Wear your clothes more than once! The best way to lessen the environmental impact of your laundry load is to do less laundry. Wear clothes two or even three times before you wash them if you can. This is the exact reason I created ClosettCandyy Fabric Spray — to help you eliminate any orders between wears as a way to encourage you to wash your clothes less. The spray is naturally formulated to remove odors with vodka, which is a great cleaner because: It leaves no scent when used in natural cleaners. It leaves no residue. It is naturally antibacterial, anti-fungal, and it's a natural deodorizer. Theatres actually use spray bottles full of vodka on clothing between shows because they don’t have time to wash the clothing and this removes sweat stains and odors from the previous show. Shop here and use code 'WASHLESS' to save 20% on your first order.
Hand-treat stains with vinegar and hot water, or a natural stain-remover stick like Bunchafarmers—instead of relying on throwing them immediately in the wash with some harsh bleach.
Use natural detergent. Whether it’s about getting into your water sources, or the packaging, manufacturing, and shipping of laundry soap, the detergent you use has a big environmental impact.But it doesn’t need to. There are plenty of organic laundry detergents available that you can use that are better for your skin, your family, and the environment. I use Nellie's Laundry Soda, Tru-Earth Strips or Sapadilla Laundry Detergent and refill my containers at my local eco-friendly shop, Verde.

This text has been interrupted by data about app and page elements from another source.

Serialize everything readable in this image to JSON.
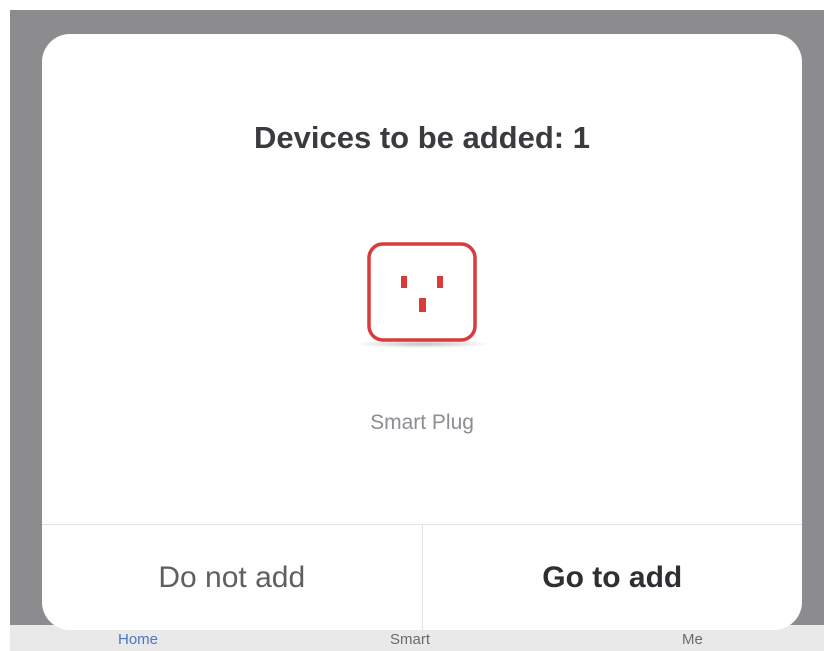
{
  "dialog": {
    "title": "Devices to be added: 1",
    "device": {
      "name": "Smart Plug",
      "icon": "smart-plug-icon",
      "accent_color": "#d93a3a"
    },
    "buttons": {
      "cancel_label": "Do not add",
      "confirm_label": "Go to add"
    }
  },
  "tabbar": {
    "tabs": [
      {
        "label": "Home",
        "active": true
      },
      {
        "label": "Smart",
        "active": false
      },
      {
        "label": "Me",
        "active": false
      }
    ]
  }
}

Line-dry your clothing. It is estimated that your dryer emits more than a ton of carbon dioxide per year. You can easily eliminate all that waste by skipping the dryer altogether and hanging your clothing to dry on a clothesline, drying rack, or simply hanging in your shower.
Hang your clothes to dry when you can. It may take longer, but it’s much better on the environment, in more ways than one. Not only do you skip out on using the energy-hogging dryer, but your clothes will last longer, thanks to the gentler drying cycle outside. That means less throwing them out. Better for your wallet, and your environment too! If you can’t hang your clothes outside to dry, invest in an indoor airer or drying rack. You can place it next to the radiator and your clothes will dry overnight. If you can’t hang your clothes outside to dry, invest in an indoor airer or drying rack. You can place it next to the radiator and your clothes will dry overnight.
Changing your habits takes time and doesn't always happen easily. Be patient and kind with yourself. Give yourself the grace to make mistakes. Soon, a more eco-friendly laundry routine will be second nature and you can ease into evolving the next area of your life.
If you found this post helpful and would like to learn more easy ways to care for your clothing responsibly, check out The ClosettCandyy Clothing Care Guide.